The completion ceremony of Super-Kamiokande was held before filling water (Nov).
|Heisei 08||1996||The full-scale operation of Super-Kamiokande began (1 Apr).|
|Heisei 09||1997||The air shower gamma ray detector in Tibet was completed.|
|Heisei 10||1998||The Super-Kamiokande collaboration officially announced the discovery of none-zero neutrino mass (5 Jun). |
The construction of the Kashiwa Campus was commenced (Nov).
|Heisei 11||1999||The Research Center for Cosmic Neutrinos was established (1 Apr). |
The Cangaroo-2 began operation in Australia.
Preparation of the Cangaroo-3 began in Australia.
|Heisei 12||2000||ICRR moved to the new Kashiwa Campus (Feb.-Mar.).|
|Heisei 13||2001||An accident occurred at the Super-Kamiokande, destroying more than half of the photomultipliers (Nov.).|
|Heisei 14||2002||Professor Emeritus Masatoshi Koshiba won the Novel Prize in Physics for his pioneering contributions to the detection of cosmic neutrinos, based on outcomes of the Kamiokande experiment (Dec.). |
The Super-Kamiokande was partially restored, and observation resumed (Dec.).

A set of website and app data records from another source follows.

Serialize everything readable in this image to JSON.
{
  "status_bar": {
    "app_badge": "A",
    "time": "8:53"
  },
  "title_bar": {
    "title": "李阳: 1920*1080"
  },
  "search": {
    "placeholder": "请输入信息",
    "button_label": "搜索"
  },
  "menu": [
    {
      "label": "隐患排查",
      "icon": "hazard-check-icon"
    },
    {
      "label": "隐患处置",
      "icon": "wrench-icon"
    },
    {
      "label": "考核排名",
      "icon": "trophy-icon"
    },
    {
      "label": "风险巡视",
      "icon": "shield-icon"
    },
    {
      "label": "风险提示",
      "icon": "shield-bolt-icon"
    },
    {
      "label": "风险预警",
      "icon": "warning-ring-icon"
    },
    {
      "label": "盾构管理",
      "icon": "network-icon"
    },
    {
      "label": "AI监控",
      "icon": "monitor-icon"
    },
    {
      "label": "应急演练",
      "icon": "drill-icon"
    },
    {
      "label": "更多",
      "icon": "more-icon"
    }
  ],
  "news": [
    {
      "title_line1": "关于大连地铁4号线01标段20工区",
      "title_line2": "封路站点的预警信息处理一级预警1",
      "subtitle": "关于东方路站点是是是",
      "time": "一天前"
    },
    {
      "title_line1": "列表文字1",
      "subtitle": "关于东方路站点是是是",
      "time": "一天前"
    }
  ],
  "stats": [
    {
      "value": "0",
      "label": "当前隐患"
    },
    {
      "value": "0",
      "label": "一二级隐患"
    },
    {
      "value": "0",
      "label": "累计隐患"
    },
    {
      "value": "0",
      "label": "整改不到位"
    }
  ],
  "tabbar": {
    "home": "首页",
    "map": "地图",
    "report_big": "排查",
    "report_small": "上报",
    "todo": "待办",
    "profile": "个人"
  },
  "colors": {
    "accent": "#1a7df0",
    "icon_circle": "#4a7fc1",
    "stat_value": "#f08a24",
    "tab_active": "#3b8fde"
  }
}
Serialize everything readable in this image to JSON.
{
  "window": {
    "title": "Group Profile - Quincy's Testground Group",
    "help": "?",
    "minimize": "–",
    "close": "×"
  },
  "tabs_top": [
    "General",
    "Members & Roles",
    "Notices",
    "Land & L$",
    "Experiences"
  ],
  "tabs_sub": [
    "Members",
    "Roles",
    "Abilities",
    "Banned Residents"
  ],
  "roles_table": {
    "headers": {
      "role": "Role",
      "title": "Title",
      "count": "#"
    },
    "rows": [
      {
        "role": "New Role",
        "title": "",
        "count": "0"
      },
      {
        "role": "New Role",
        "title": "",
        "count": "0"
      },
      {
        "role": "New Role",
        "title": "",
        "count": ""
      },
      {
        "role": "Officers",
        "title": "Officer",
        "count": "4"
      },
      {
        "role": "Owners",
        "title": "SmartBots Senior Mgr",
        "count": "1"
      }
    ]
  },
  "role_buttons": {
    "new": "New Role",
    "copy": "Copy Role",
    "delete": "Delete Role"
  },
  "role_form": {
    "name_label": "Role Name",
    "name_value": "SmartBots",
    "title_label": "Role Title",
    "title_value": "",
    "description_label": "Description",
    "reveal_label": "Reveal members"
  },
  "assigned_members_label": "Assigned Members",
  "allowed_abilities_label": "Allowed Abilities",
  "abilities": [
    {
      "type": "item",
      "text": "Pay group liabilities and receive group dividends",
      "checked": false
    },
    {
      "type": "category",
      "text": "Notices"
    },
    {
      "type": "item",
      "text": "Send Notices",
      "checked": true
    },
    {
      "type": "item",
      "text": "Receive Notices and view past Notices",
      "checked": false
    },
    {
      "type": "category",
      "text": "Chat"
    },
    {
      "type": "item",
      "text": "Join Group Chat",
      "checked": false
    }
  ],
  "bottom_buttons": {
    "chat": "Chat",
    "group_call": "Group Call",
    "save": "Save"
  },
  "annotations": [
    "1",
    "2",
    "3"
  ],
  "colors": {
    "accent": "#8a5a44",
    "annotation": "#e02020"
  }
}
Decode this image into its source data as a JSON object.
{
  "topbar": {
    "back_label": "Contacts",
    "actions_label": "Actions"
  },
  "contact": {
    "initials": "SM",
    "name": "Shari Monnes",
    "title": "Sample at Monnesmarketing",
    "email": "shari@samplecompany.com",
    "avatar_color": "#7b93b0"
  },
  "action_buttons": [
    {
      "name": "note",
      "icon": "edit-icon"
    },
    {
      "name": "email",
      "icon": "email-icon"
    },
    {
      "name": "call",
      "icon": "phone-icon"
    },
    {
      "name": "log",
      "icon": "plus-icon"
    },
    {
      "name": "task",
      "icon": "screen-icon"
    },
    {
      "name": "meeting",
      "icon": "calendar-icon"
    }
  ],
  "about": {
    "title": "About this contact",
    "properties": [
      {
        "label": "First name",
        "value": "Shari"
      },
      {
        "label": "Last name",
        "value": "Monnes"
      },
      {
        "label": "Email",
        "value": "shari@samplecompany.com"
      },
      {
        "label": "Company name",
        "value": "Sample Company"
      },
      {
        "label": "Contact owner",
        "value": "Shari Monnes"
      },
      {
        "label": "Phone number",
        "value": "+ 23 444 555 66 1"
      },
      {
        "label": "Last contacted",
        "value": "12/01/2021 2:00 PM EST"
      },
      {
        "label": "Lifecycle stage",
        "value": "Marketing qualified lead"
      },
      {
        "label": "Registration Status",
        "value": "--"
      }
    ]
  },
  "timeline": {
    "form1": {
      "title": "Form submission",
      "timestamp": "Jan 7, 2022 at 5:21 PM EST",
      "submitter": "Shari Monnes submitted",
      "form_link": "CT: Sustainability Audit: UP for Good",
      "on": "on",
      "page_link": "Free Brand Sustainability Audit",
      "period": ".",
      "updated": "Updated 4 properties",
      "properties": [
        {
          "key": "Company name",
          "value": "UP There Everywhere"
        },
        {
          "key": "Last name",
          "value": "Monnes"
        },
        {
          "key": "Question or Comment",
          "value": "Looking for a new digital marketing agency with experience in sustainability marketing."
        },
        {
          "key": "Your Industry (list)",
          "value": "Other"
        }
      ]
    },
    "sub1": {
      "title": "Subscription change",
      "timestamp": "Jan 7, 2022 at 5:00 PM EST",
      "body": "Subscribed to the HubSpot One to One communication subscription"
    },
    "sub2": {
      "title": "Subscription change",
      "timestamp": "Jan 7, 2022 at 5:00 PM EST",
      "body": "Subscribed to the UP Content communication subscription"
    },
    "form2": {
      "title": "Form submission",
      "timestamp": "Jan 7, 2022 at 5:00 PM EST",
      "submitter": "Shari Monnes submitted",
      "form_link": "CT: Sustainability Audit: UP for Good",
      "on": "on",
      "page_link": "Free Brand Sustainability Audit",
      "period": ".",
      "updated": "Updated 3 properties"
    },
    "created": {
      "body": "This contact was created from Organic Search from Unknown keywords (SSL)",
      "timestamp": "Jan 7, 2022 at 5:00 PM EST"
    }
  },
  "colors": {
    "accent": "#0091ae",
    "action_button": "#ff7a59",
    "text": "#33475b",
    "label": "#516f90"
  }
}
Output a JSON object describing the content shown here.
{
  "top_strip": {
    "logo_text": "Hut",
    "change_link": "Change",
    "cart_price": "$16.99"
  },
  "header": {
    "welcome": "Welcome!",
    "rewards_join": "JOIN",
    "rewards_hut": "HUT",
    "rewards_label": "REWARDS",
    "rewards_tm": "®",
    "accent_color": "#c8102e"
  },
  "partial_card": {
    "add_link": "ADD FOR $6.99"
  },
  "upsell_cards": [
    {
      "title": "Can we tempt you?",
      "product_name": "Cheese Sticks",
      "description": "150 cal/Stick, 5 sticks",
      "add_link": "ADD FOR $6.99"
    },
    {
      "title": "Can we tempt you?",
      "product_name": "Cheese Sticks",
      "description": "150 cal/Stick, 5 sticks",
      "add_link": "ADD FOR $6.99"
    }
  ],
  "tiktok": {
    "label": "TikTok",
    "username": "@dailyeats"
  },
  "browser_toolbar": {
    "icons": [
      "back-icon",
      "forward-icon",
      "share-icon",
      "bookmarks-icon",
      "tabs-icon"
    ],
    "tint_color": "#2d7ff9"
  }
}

|Heisei 15||2003||The 28th International Cosmic Ray Conference was held in Tsukuba (Aug.).
The construction of the Telescope Array was commenced.
Four telescopes for the Cangaroo-3 Project were completed.
|Heisei 16||2004||Japanese national universities became independent administrative agencies (Apr.1).
The research divisions of ICRR were reorganized into the three divisions: Neutrino and Astroparticle Division, High Energy Cosmic Ray Division, and Astrophysics and Gravity Division (Apr.1).
|Heisei 18||2006||The restoration of the Super-Kamiokande was completed.|
|Heisei 19||2007||The Committee on Future Projects III was established.
The Committee on Future Projects III submitted its report.
|Heisei 20||2008||The Telescope Array experiment started observation.|
The Super-Kamiokande detected the first neutrino from the T2K experiment.
|Heisei 23||2011||The Gravitational Wave Project Office was established (Apr. 1).
The T2K experiment caught a sign of electron neutrino appearance (Jun. 15).
The Committee on Future Projects IV was established.
|Heisei 24||2012||The Cangaroo experiment ended its operation.|
|Heisei 26||2014||The excavation of KAGRA tunnel was completed (Jul.).|